Available records ->

____________________

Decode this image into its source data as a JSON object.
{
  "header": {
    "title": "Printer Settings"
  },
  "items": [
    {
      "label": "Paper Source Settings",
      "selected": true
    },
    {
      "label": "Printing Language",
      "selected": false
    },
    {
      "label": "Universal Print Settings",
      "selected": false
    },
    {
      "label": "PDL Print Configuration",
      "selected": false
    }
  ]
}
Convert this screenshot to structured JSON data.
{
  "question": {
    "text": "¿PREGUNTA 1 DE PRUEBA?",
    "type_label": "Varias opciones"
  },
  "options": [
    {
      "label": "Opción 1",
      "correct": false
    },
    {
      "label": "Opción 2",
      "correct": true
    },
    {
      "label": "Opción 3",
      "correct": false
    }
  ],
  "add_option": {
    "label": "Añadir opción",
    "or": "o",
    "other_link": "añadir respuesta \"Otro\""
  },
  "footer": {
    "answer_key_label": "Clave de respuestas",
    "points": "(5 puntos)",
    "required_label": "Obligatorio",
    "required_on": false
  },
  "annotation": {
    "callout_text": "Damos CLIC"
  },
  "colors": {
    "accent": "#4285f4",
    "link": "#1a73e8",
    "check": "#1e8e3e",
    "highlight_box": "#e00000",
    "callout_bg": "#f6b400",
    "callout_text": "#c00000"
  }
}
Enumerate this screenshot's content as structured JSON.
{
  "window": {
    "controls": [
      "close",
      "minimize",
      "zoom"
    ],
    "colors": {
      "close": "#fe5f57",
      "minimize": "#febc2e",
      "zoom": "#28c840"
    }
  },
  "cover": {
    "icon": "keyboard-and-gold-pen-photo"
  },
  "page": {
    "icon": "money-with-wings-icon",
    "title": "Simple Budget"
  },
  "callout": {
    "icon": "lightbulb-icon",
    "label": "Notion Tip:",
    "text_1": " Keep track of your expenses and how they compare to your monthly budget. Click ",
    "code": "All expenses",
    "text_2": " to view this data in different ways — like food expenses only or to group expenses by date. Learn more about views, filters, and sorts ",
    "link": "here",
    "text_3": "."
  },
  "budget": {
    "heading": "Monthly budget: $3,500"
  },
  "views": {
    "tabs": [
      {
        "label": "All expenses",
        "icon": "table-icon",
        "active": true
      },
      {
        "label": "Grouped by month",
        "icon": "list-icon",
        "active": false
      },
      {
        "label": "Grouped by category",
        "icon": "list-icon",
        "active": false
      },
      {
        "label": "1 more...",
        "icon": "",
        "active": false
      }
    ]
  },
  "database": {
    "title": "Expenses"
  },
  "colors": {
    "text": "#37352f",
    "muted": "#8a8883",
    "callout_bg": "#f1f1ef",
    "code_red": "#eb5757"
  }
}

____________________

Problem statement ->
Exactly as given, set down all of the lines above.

Task answer ->
Decode this image into its source data as a JSON object.
{
  "header": {
    "title": "Printer Settings"
  },
  "items": [
    {
      "label": "Paper Source Settings",
      "selected": true
    },
    {
      "label": "Printing Language",
      "selected": false
    },
    {
      "label": "Universal Print Settings",
      "selected": false
    },
    {
      "label": "PDL Print Configuration",
      "selected": false
    }
  ]
}
Convert this screenshot to structured JSON data.
{
  "question": {
    "text": "¿PREGUNTA 1 DE PRUEBA?",
    "type_label": "Varias opciones"
  },
  "options": [
    {
      "label": "Opción 1",
      "correct": false
    },
    {
      "label": "Opción 2",
      "correct": true
    },
    {
      "label": "Opción 3",
      "correct": false
    }
  ],
  "add_option": {
    "label": "Añadir opción",
    "or": "o",
    "other_link": "añadir respuesta \"Otro\""
  },
  "footer": {
    "answer_key_label": "Clave de respuestas",
    "points": "(5 puntos)",
    "required_label": "Obligatorio",
    "required_on": false
  },
  "annotation": {
    "callout_text": "Damos CLIC"
  },
  "colors": {
    "accent": "#4285f4",
    "link": "#1a73e8",
    "check": "#1e8e3e",
    "highlight_box": "#e00000",
    "callout_bg": "#f6b400",
    "callout_text": "#c00000"
  }
}
Enumerate this screenshot's content as structured JSON.
{
  "window": {
    "controls": [
      "close",
      "minimize",
      "zoom"
    ],
    "colors": {
      "close": "#fe5f57",
      "minimize": "#febc2e",
      "zoom": "#28c840"
    }
  },
  "cover": {
    "icon": "keyboard-and-gold-pen-photo"
  },
  "page": {
    "icon": "money-with-wings-icon",
    "title": "Simple Budget"
  },
  "callout": {
    "icon": "lightbulb-icon",
    "label": "Notion Tip:",
    "text_1": " Keep track of your expenses and how they compare to your monthly budget. Click ",
    "code": "All expenses",
    "text_2": " to view this data in different ways — like food expenses only or to group expenses by date. Learn more about views, filters, and sorts ",
    "link": "here",
    "text_3": "."
  },
  "budget": {
    "heading": "Monthly budget: $3,500"
  },
  "views": {
    "tabs": [
      {
        "label": "All expenses",
        "icon": "table-icon",
        "active": true
      },
      {
        "label": "Grouped by month",
        "icon": "list-icon",
        "active": false
      },
      {
        "label": "Grouped by category",
        "icon": "list-icon",
        "active": false
      },
      {
        "label": "1 more...",
        "icon": "",
        "active": false
      }
    ]
  },
  "database": {
    "title": "Expenses"
  },
  "colors": {
    "text": "#37352f",
    "muted": "#8a8883",
    "callout_bg": "#f1f1ef",
    "code_red": "#eb5757"
  }
}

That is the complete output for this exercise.